• What to do
Find the lines in the records below that contain "label", and report each of them.
▬▬▬▬▬▬▬▬▬▬
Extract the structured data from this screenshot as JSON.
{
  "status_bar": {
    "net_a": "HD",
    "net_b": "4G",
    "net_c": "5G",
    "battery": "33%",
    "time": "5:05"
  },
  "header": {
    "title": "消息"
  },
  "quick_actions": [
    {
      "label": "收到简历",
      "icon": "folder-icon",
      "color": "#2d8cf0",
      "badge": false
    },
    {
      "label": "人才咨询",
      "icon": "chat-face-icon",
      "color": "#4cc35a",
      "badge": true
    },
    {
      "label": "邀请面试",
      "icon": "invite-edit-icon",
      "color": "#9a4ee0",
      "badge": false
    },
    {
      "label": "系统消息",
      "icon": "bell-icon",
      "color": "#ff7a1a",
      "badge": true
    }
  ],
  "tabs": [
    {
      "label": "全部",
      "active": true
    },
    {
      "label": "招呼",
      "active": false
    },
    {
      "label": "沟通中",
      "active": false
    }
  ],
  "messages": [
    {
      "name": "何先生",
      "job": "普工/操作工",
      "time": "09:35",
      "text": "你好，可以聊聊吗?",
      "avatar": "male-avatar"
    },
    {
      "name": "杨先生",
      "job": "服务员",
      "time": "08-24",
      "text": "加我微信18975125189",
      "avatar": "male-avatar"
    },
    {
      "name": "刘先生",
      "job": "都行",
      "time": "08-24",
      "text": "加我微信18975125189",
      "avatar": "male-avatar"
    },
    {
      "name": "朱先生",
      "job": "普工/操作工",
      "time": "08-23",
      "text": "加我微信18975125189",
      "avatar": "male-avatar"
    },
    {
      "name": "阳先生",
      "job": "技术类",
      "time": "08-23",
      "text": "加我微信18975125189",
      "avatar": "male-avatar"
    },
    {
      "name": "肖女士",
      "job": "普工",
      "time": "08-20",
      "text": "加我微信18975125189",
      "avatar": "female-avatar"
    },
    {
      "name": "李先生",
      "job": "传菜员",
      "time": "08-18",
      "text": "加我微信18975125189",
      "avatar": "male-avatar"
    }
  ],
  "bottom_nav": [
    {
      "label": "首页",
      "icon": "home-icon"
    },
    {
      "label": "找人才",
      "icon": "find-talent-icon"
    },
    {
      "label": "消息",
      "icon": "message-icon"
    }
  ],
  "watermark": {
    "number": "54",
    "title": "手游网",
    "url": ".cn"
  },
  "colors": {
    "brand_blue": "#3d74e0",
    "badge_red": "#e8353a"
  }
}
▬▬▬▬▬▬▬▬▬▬
• Result of the exercise
      "label": "收到简历",
      "label": "人才咨询",
      "label": "邀请面试",
      "label": "系统消息",
      "label": "全部",
      "label": "招呼",
      "label": "沟通中",
      "label": "首页",
      "label": "找人才",
      "label": "消息",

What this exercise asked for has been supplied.